Carbonnel V, Vanderborght J-P, Chou L (2013) Silica mass-balance and retention in the riverine and estuarine scheldt tidal system (Belgium/The Netherlands). Aquat Geochem. doi:10.1007/s10498-013-9201-zGoogle Scholar
DeCarlo EH, Mousseau L, Passafiume O, Drupp PS, Gattuso J-P (2013) Carbonate chemistry and air–sea CO2 flux in a NW Mediterranean bay over a four-year period: 2007–2011. Aquat Geochem. doi:10.1007/s10498-013-9217-4Google Scholar
Drupp PS, De Carlo EH, Mackenzie FT, Sabine CL, Feely RA, Shamberger KE (2013) Comparison of CO2 dynamics and air–sea gas exchange in differing tropical reef environments. Aquat Geochem. doi:10.1007/s10498-013-9214-7Google Scholar

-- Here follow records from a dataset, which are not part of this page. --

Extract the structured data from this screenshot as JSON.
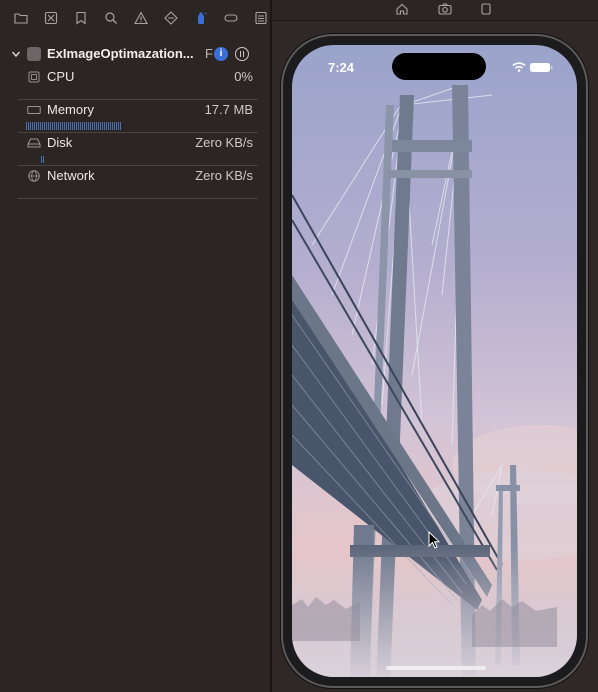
{
  "navigator": {
    "toolbar_icons": [
      "folder-icon",
      "x-square-icon",
      "bookmark-icon",
      "search-icon",
      "warning-icon",
      "diamond-icon",
      "spray-can-icon",
      "tag-icon",
      "list-icon"
    ]
  },
  "app": {
    "name": "ExImageOptimazation...",
    "suffix": "F",
    "info_glyph": "i"
  },
  "gauges": [
    {
      "label": "CPU",
      "value": "0%",
      "icon": "cpu-chip-icon"
    },
    {
      "label": "Memory",
      "value": "17.7 MB",
      "icon": "memory-icon"
    },
    {
      "label": "Disk",
      "value": "Zero KB/s",
      "icon": "disk-icon"
    },
    {
      "label": "Network",
      "value": "Zero KB/s",
      "icon": "globe-icon"
    }
  ],
  "simulator": {
    "toolbar_icons": [
      "home-icon",
      "camera-icon",
      "rotate-icon"
    ],
    "status_time": "7:24",
    "status_icons": [
      "wifi-icon",
      "battery-icon"
    ]
  },
  "colors": {
    "panel_bg": "#2b2523",
    "accent": "#3b6fd6",
    "graph": "#4b6fb3"
  }
}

Khalil K, Raimonet M, Laverman AM, Yan C, Andrieux-Loyer F, Viollier E, Deflandre B, Ragueneau O, Rabouille C (2013) Spatial and temporal variability of sediment organic matter recycling in two temperate eutrophicated estuaries. Aquat Geochem. doi:10.1007/s10498-013-9213-8Google Scholar
Regnier P, Arndt S, Goossens N, Volta C, Laruelle GG, Lauerwald R, Hartmann J (2013) Modeling estuarine biogeochemical dynamics: from the local to the global scale. Aquat Geochem. doi:10.1007/s10498-013-9218-3
Tanaka K, Guidry MW, Gruber N (2013) Ecosystem responses of the subtropical Kaneohe Bay, Hawaii, to climate change: a nitrogen cycle modeling approach. Aquat Geochem. doi:10.1007/s10498-013-9209-4Google Scholar
3.Département des Sciences de la Terre et de l’Environnement, Service de Biogéochimie et Modélisation du Système Terre, Océanographie Chimique et Géochimie des EauxUniversité Libre de BruxellesBrusselsBelgium
5.College of Earth Ocean and EnvironmentUniversity of DelawareLewesUSA